By Ruth Marcus
The perplexing irony of Barack Obama’s presidency is that even as conservatives attack him as a crazed socialist, many on the left are frustrated with what they see as the president’s accommodationist backtracking from campaign promises.
“If there is an interest group completely happy with Obama, they’ve done a great job of keeping quiet about it,” said Jim Kessler, vice president of the centrist group Third Way.
The difference between the two sides is that the left’s complaints are more, as they liked to say in the days of George W. Bush, reality-based.
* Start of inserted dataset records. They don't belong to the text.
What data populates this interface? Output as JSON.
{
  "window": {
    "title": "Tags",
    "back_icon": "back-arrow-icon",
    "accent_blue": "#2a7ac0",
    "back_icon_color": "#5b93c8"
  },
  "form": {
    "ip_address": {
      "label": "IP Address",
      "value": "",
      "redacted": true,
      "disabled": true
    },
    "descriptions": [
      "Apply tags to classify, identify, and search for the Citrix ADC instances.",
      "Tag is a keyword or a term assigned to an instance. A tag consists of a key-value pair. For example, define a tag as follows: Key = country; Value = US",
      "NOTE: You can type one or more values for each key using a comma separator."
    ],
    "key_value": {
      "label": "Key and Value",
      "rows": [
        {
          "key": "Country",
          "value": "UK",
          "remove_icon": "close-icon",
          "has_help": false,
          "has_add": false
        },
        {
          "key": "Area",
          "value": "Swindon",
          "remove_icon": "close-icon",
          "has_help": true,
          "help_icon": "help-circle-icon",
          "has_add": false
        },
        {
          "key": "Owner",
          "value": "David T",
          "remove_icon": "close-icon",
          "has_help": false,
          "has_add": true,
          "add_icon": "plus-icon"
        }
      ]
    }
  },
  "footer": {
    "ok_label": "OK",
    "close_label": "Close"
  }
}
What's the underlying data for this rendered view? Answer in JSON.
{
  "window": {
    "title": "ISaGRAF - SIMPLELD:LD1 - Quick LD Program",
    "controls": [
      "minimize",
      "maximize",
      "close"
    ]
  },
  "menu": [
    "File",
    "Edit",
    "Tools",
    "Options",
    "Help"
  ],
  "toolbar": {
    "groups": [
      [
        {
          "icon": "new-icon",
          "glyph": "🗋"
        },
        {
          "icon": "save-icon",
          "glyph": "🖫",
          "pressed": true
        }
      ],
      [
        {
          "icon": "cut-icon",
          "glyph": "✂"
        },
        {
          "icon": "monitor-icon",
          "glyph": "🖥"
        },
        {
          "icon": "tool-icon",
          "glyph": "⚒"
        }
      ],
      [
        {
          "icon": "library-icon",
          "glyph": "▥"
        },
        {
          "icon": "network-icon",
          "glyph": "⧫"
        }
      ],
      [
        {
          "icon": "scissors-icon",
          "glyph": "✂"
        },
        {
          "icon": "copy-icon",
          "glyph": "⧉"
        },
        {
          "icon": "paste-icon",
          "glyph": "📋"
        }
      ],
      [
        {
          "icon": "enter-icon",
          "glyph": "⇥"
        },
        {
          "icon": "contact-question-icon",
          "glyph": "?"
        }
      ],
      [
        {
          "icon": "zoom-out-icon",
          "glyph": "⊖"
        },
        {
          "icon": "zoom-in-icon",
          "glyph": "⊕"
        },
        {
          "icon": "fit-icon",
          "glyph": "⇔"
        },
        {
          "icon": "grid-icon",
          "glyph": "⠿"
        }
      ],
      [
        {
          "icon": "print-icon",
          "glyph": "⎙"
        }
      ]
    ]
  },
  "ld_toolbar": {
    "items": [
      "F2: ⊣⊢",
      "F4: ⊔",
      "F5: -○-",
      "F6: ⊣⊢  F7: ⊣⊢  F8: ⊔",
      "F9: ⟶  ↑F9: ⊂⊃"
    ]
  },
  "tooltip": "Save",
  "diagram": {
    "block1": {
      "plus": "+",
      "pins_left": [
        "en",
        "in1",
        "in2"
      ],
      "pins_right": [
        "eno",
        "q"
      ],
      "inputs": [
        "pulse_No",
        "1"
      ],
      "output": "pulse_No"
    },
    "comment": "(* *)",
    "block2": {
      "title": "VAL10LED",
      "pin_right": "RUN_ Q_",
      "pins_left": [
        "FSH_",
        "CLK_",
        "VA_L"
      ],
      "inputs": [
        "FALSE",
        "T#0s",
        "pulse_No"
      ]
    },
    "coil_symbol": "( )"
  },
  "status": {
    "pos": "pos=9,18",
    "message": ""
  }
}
Obama has done things—or, more often, failed to do things—that have understandably disappointed various constituencies.
The latest irritant is Obama’s move to expand offshore drilling. “The White House is in the process of antagonizing yet another key Democratic constituency,” liberal blogger John Aravosis wrote after Obama’s announcement.
And then there are:
—Unions unhappy that their top legislative priority, the proposed Employee Free Choice Act, is stalled and that they had to swallow an excise tax on insurance plans as part of health care reform.
—Gay rights advocates frustrated with the languid pace of progress on repealing “don’t ask, don’t tell” and incensed last week when the Obama Justice Department filed a brief defending the policy’s constitutionality.
—Women’s groups upset about the abortion restrictions contained in the new health care law.
—Civil libertarians infuriated about the administration’s legal positions in the war on terror, from indefinite detention to warrantless wiretapping to military commissions.
—African-American groups concerned that the administration has not done enough for minorities, particularly in the area of job creation.
—Hispanic groups bemoaning the lack of action on immigration reform.
The president remains overwhelmingly popular with liberal Democrats. His problem, such as it is, is with what one party strategist called the “activist infrastructure.”
To some extent, this is inherent in the nature of the job. No president can govern as purely as his most ideological supporters would like. The art of the possible requires trade-offs certain to rankle those who elevate the importance of one particular issue.
Some of the dissatisfaction, though, is unique to Obama. Bill Clinton faced his share of grumbling from the base: Remember the North American Free Trade Agreement and welfare reform? But Clinton ran as a different kind of Democrat, so party interest groups were at least forewarned.
Obama ran as, well, Obama—a relatively unknown but charismatic vessel into which Democrats of any ideological stripe could pour their hopes. Disappointment was inevitable. No flesh-and-blood president could live up to the imagined heights of candidate Obama. If the swooning left had read Obama’s policy manifesto, “The Audacity of Hope,” it would have gotten an advance peek at Obama’s style as president, elevating the achievable over the perfect.
The offshore drilling decision is a perfect illustration of Obamaism’s pragmatic progressivism. Substantively, the president is attracted to split-the-difference solutions: allow drilling here, block it there. Politically, he is a horse-trader, not a line-drawer.
Given his supporters’ “extravagant unrealism,” says the Brookings Institution’s William Galston, “there was no way he could fulfill all those promises—not in his first year, not in his first term, not ever.” Obama’s decision to put all his chips on health care guaranteed that those with competing priorities would be frustrated. The unexpected length of the health care fight only aggravated that reaction.
Galston points to another factor underlying unhappiness among Democratic Party constituencies: the “asymmetrical polarization” of the political parties. Unlike the GOP, which has consolidated its conservatism, the Democratic Party is ideologically diverse. The Democratic base lacks an ideological majority. Some of the party’s core voters are destined to be disappointed some of the time.
Such unhappiness may drain energy and money from campaigns, but it’s hard to imagine a primary challenge to Obama similar to Ted Kennedy’s effort to oust President Jimmy Carter in 1980. After all, Obama managed to secure passage of health care reform, albeit without the vaunted public option.
Then again, Obama faces the worst of three worlds. Conservatives see him as the reincarnation of Karl Marx. Liberal activists are frustrated by what they perceive as one sellout or another. And independents, disgusted by partisan bickering, worried about the economy and nervous about health reform, don’t perceive any moderation.
Not exactly a comfortable place for a president to be.
Ruth Marcus’ e-mail address is marcusr(at symbol)washpost.com.
© 2010, Washington Post Writers Group